Somewhere in Northern Italy lies a seat in a public garden. Two figures rest on this seat, their coats touching. They have spent the morning wandering through bookshops, and their fingerprints now mark the satin pages of the town’s magazines. Now, they are eating roasted chestnuts. The shells of the chestnuts fall into the wool of the girl’s coat. The boy, one-by-one, removes the shells. He reads her Montale’s poem, smiling as the final words bounce off his lips — la bomba ballerina. They kiss.
At the heart of Natalia Ginzburg’s 1955 novel All Our Yesterdays, we find this portrait of young love. The novel is set in the midst of the Second World War, and depicts an eccentric family of socialist dissidents. In its opening, a man pens an antifascist manifesto; later, another is imprisoned for his revolutionary associations. Characters are sent into confinò, the regime’s practice of exiling enemies of the state to impoverished villages. A brother-in-law changes his semitic name to escape persecution, and the novel’s basements are places to hide from the encroaching Nazi front.
In such a deeply political work, what place is there for love?
The beauty of this novel, recently republished in English for the first time in decades, lies in Ginzburg’s representation of how politics seep into everyday life.
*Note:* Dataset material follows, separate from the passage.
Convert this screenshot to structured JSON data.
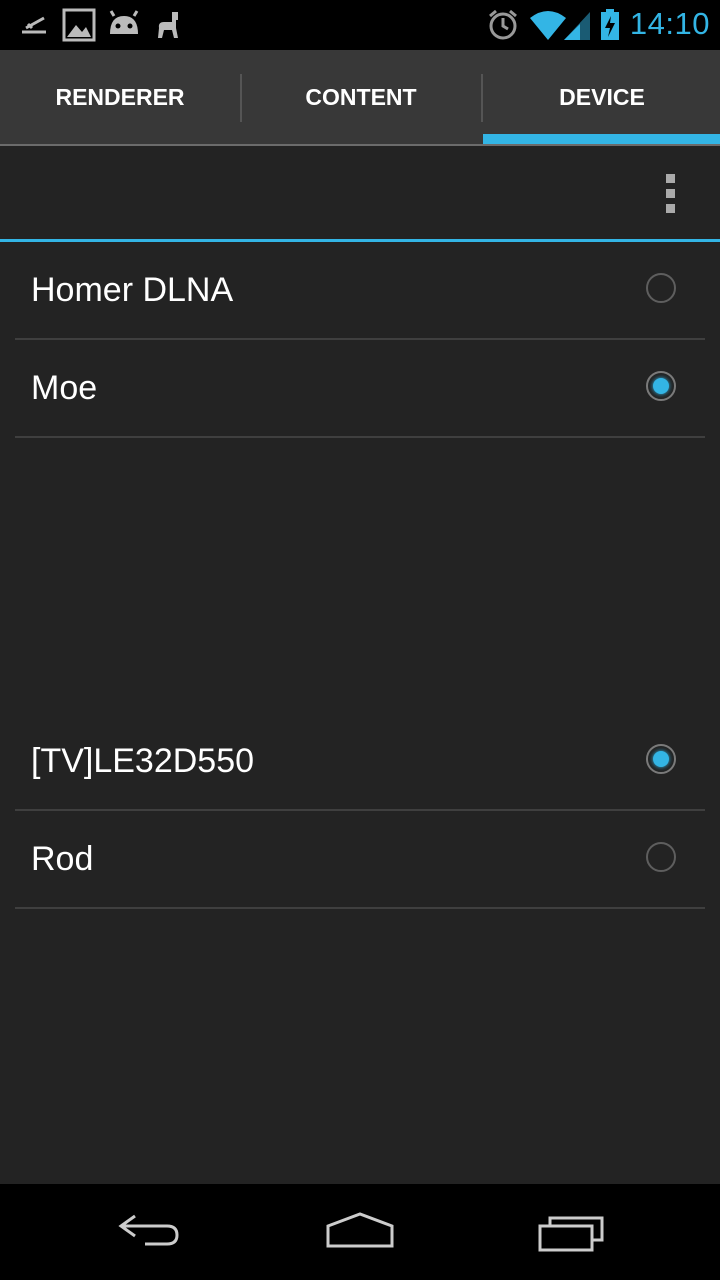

In her introduction to the new edition, Sally Rooney writes of how Ginzburg renders war a backdrop; the intimate lives of her characters take the foreground, as “radical social and political changes” unfold around them. Through Ginzburg’s love for what is human, we see the moral complexities and little idiosyncrasies of her characters: the family friend who exclusively eats canned tuna; the hypochondriac maid always bearing a wine flask of coffee and milk; the fugitive next door with a knack for ping-pong.
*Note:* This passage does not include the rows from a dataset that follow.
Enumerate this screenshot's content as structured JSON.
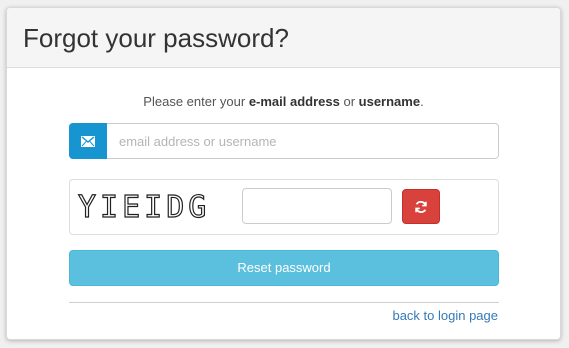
{
  "panel": {
    "title": "Forgot your password?"
  },
  "instructions": {
    "prefix": "Please enter your ",
    "email_term": "e-mail address",
    "middle": " or ",
    "username_term": "username",
    "suffix": "."
  },
  "email_field": {
    "value": "",
    "placeholder": "email address or username",
    "icon": "envelope-icon"
  },
  "captcha": {
    "text": "YIEIDG",
    "input_value": "",
    "refresh_icon": "refresh-icon"
  },
  "buttons": {
    "reset_label": "Reset password"
  },
  "links": {
    "back_label": "back to login page"
  },
  "colors": {
    "addon": "#1795d1",
    "refresh": "#d9413d",
    "reset": "#5bc0de",
    "link": "#337ab7"
  }
}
However, as the story unfolds, we begin to see through the eyes of Ginzburg’s teenage protagonist: Anna. We read as Anna attempts to understand the “dangerous, secret thing” conspired by her socialist brothers. We watch as she learns the pain of grief, and falls in love: her first dates at the local cinema, the cups of gelato at a café that “seemed just like Paris.” When Anna begins to realise that this first love is crumbling apart, Ginzburg’s words perfectly encapsulate the truth of young adulthood:
“Anna plunged her head into the sweet-smelling, moist grass, and fear and silence increased within her. She had made love with Giuma and she knew that he did not love her, she knew that he felt rather sad and humiliated after they had made love together, and she would have liked to go back to the times when they used to read Montale’s poems and eat chestnuts, and the war was still a cold, distant war, the Germans hadn’t won yet.”
What we learn from Anna, though, is how growing up accelerates with war. Ginzburg’s talent is depicting how we mature more rapidly with chaos as a backdrop, and how that chaos disrupts the way we live. Where her brothers and playmates are conscripted or imprisoned, where her own schooling is cut short, and where a pregnancy at seventeen threatens to affect the course of her entire life, Anna’s pain brings her to a moral awakening that is ultimately premature. As her world falls apart, we watch a child grow up far too soon — love, and any sort of intellectual and emotional enrichment, just disappears.
It’s no surprise that Ginzburg’s own experience of the war enriches its characterisation in the novel. Like Anna, Ginzburg’s childhood was marked by political engagement: her family were embedded in Turin’s socialist subculture, and her brothers frequently imprisoned by Mussolini’s apparatus for their seditious tendencies. When the war hit, politics cut into Ginzburg’s life with a particularly sinister edge. Not only was she obliged to conceal her Jewish faith, she was persecuted for her editorship of an antifascist Roman newspaper; by the time the war ended, her co-editor, husband, and father to her children, Leone Ginzburg, had been tortured to death. In a way, Ginzburg bestows upon her novel’s characters the tragedy that befell her. Speaking to the New York Times, she lets us consider this influence:
“Of course I wrote about the war. I was formed by the war because that was what happened to me. I think of a writer as a river: you reflect what passes before you. The trees pass, and the houses; you reflect what is there.”
When All Our Yesterdays was first translated into English, it carried another title: A Light for Fools. We must take heed of this indictment against fascism, and the foolish hurt it can bring. As fascism rises in Italy yet again, we see a leader who fetishises Mussolini, vilifies queer communities, and advocates for the same nationalistic parochialism that characterised Ginzburg’s world. The republication of her novels is timely and necessary, and hopefully, through Natalia Ginzburg, we can see what fascism takes away: the roasted chestnuts on a park bench, the poems of love, and youth itself.